The ADAP Advocacy Association's 4th Annual Conference - being held in Washington, DC on July 5-7th - represents one, among many, opportunities for people living with HIV/AIDS to become more involved in the process. Members of Congress and their professional staffs would much rather speak directly to their constituents than "playing nice" with DC-based professionals. The conference theme, When will Washington come to the rescue?, was intentionally named as such because it highlights one of the biggest drivers behind the ongoing crisis facing the AIDS Drug Assistance Programs: lack of federal funding. Keep in mind, federal funding as a percentage for ADAP decreased from 72% in 2005 to 49% in 2010.
In essence, aaa+ understands that the ADAP crisis isn't about politicians, or pharmaceutical companies, or community AIDS Service Organizations - in fact, it isn't even about the funding itself. Rather, it is about the very people living with HIV/AIDS living in the United States who rely on the program to remain healthy, productive residents in their communities back home. What aaa+ hopes to accomplish with its 4th Annual Conference - and other programs - is to create an army of self-advocates who can end the ADAP waiting lists.
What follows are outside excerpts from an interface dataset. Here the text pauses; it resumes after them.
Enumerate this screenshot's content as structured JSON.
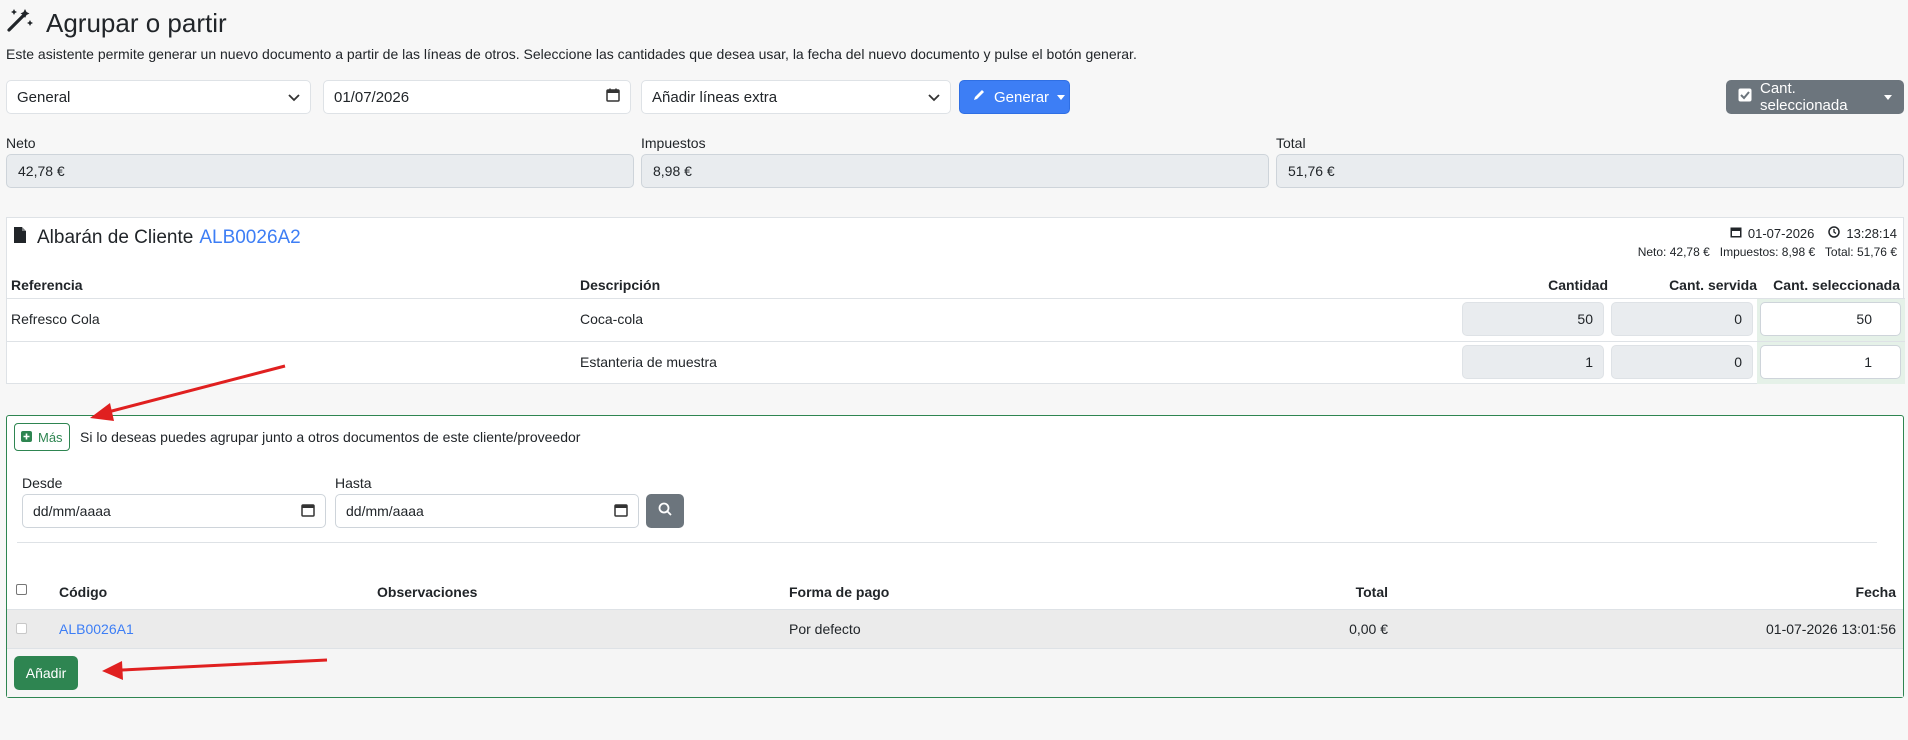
{
  "header": {
    "title": "Agrupar o partir",
    "subtitle": "Este asistente permite generar un nuevo documento a partir de las líneas de otros. Seleccione las cantidades que desea usar, la fecha del nuevo documento y pulse el botón generar."
  },
  "toolbar": {
    "series_value": "General",
    "date_value": "01/07/2026",
    "extra_lines_value": "Añadir líneas extra",
    "generate_label": "Generar",
    "qty_mode_label": "Cant. seleccionada"
  },
  "totals": {
    "net_label": "Neto",
    "net_value": "42,78 €",
    "tax_label": "Impuestos",
    "tax_value": "8,98 €",
    "total_label": "Total",
    "total_value": "51,76 €"
  },
  "document": {
    "title_prefix": "Albarán de Cliente",
    "code": "ALB0026A2",
    "date": "01-07-2026",
    "time": "13:28:14",
    "summary": "Neto: 42,78 €   Impuestos: 8,98 €   Total: 51,76 €",
    "columns": [
      "Referencia",
      "Descripción",
      "Cantidad",
      "Cant. servida",
      "Cant. seleccionada"
    ],
    "lines": [
      {
        "ref": "Refresco Cola",
        "desc": "Coca-cola",
        "qty": "50",
        "served": "0",
        "selected": "50"
      },
      {
        "ref": "",
        "desc": "Estanteria de muestra",
        "qty": "1",
        "served": "0",
        "selected": "1"
      }
    ]
  },
  "group": {
    "more_label": "Más",
    "hint": "Si lo deseas puedes agrupar junto a otros documentos de este cliente/proveedor",
    "from_label": "Desde",
    "from_placeholder": "dd/mm/aaaa",
    "to_label": "Hasta",
    "to_placeholder": "dd/mm/aaaa",
    "columns": [
      "Código",
      "Observaciones",
      "Forma de pago",
      "Total",
      "Fecha"
    ],
    "rows": [
      {
        "code": "ALB0026A1",
        "notes": "",
        "payment": "Por defecto",
        "total": "0,00 €",
        "date": "01-07-2026 13:01:56"
      }
    ],
    "add_label": "Añadir"
  },
  "colors": {
    "primary": "#3d7ef5",
    "success": "#2e8551",
    "secondary": "#6c757d",
    "arrow": "#e02020"
  }
}
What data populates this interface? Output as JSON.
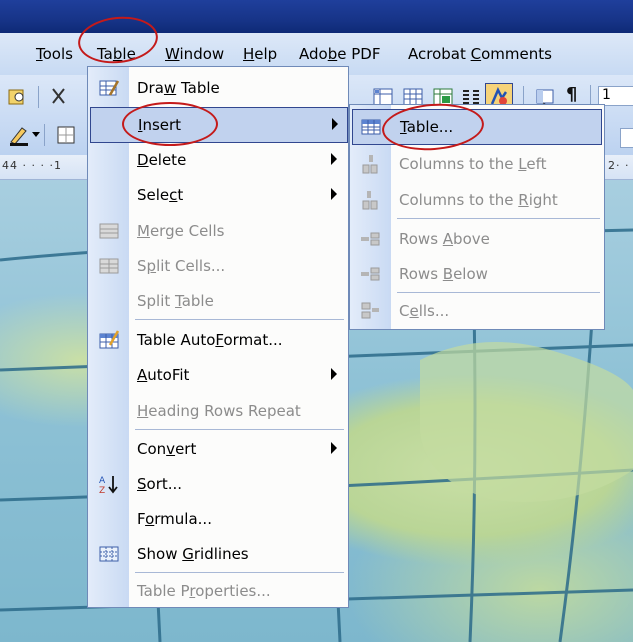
{
  "menubar": {
    "items": [
      {
        "name": "tools",
        "pre": "",
        "u": "T",
        "post": "ools"
      },
      {
        "name": "table",
        "pre": "Ta",
        "u": "b",
        "post": "le"
      },
      {
        "name": "window",
        "pre": "",
        "u": "W",
        "post": "indow"
      },
      {
        "name": "help",
        "pre": "",
        "u": "H",
        "post": "elp"
      },
      {
        "name": "adobe-pdf",
        "pre": "Ado",
        "u": "b",
        "post": "e PDF"
      },
      {
        "name": "acrobat-comments",
        "pre": "Acrobat ",
        "u": "C",
        "post": "omments"
      }
    ]
  },
  "ruler": {
    "left": "44 · · · ·1",
    "right": "2· ·"
  },
  "toolbar": {
    "pilcrow": "¶",
    "zoom_fragment": "1"
  },
  "table_menu": {
    "items": [
      {
        "name": "draw-table",
        "pre": "Dra",
        "u": "w",
        "post": " Table",
        "icon": "draw-table-icon",
        "disabled": false,
        "submenu": false
      },
      {
        "name": "insert",
        "pre": "",
        "u": "I",
        "post": "nsert",
        "icon": "",
        "disabled": false,
        "submenu": true,
        "highlighted": true
      },
      {
        "name": "delete",
        "pre": "",
        "u": "D",
        "post": "elete",
        "icon": "",
        "disabled": false,
        "submenu": true
      },
      {
        "name": "select",
        "pre": "Sele",
        "u": "c",
        "post": "t",
        "icon": "",
        "disabled": false,
        "submenu": true
      },
      {
        "name": "merge-cells",
        "pre": "",
        "u": "M",
        "post": "erge Cells",
        "icon": "merge-cells-icon",
        "disabled": true,
        "submenu": false
      },
      {
        "name": "split-cells",
        "pre": "S",
        "u": "p",
        "post": "lit Cells...",
        "icon": "split-cells-icon",
        "disabled": true,
        "submenu": false
      },
      {
        "name": "split-table",
        "pre": "Split ",
        "u": "T",
        "post": "able",
        "icon": "",
        "disabled": true,
        "submenu": false
      },
      {
        "name": "table-autoformat",
        "pre": "Table Auto",
        "u": "F",
        "post": "ormat...",
        "icon": "autoformat-icon",
        "disabled": false,
        "submenu": false
      },
      {
        "name": "autofit",
        "pre": "",
        "u": "A",
        "post": "utoFit",
        "icon": "",
        "disabled": false,
        "submenu": true
      },
      {
        "name": "heading-rows-repeat",
        "pre": "",
        "u": "H",
        "post": "eading Rows Repeat",
        "icon": "",
        "disabled": true,
        "submenu": false
      },
      {
        "name": "convert",
        "pre": "Con",
        "u": "v",
        "post": "ert",
        "icon": "",
        "disabled": false,
        "submenu": true
      },
      {
        "name": "sort",
        "pre": "",
        "u": "S",
        "post": "ort...",
        "icon": "sort-icon",
        "disabled": false,
        "submenu": false
      },
      {
        "name": "formula",
        "pre": "F",
        "u": "o",
        "post": "rmula...",
        "icon": "",
        "disabled": false,
        "submenu": false
      },
      {
        "name": "show-gridlines",
        "pre": "Show ",
        "u": "G",
        "post": "ridlines",
        "icon": "gridlines-icon",
        "disabled": false,
        "submenu": false
      },
      {
        "name": "table-properties",
        "pre": "Table P",
        "u": "r",
        "post": "operties...",
        "icon": "",
        "disabled": true,
        "submenu": false
      }
    ]
  },
  "insert_submenu": {
    "items": [
      {
        "name": "insert-table",
        "pre": "",
        "u": "T",
        "post": "able...",
        "icon": "insert-table-icon",
        "disabled": false,
        "highlighted": true
      },
      {
        "name": "columns-left",
        "pre": "Columns to the ",
        "u": "L",
        "post": "eft",
        "icon": "columns-left-icon",
        "disabled": true
      },
      {
        "name": "columns-right",
        "pre": "Columns to the ",
        "u": "R",
        "post": "ight",
        "icon": "columns-right-icon",
        "disabled": true
      },
      {
        "name": "rows-above",
        "pre": "Rows ",
        "u": "A",
        "post": "bove",
        "icon": "rows-above-icon",
        "disabled": true
      },
      {
        "name": "rows-below",
        "pre": "Rows ",
        "u": "B",
        "post": "elow",
        "icon": "rows-below-icon",
        "disabled": true
      },
      {
        "name": "cells",
        "pre": "C",
        "u": "e",
        "post": "lls...",
        "icon": "cells-icon",
        "disabled": true
      }
    ]
  },
  "colors": {
    "annotation": "#c41a1a",
    "highlight": "#c1d2ee",
    "highlight_border": "#31478f",
    "disabled_text": "#8c8c8c"
  }
}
After all, it is back home where they can most influence the decisions that adversely impact their daily lives.
Used in this context, self advocates can be defined as people living with HIV/AIDS, acting or speaking on issues that affect them or other people living with HIV/AIDS. Said another way, self advocates are people that communicate on behalf of themselves and others like themselves. Self advocacy has four integrated parts:
In preparation for conference, all ADAP stakeholders - but especially people living with HIV/AIDS - are invited to learn more and hopefully participate. The agenda is available online, as well as the registration form (if you're a pharmaceutical company representative, click here). For those ADAP stakeholders seeking a detail explanation of why the conference is focused on the federal appropriations, please review the conference summary.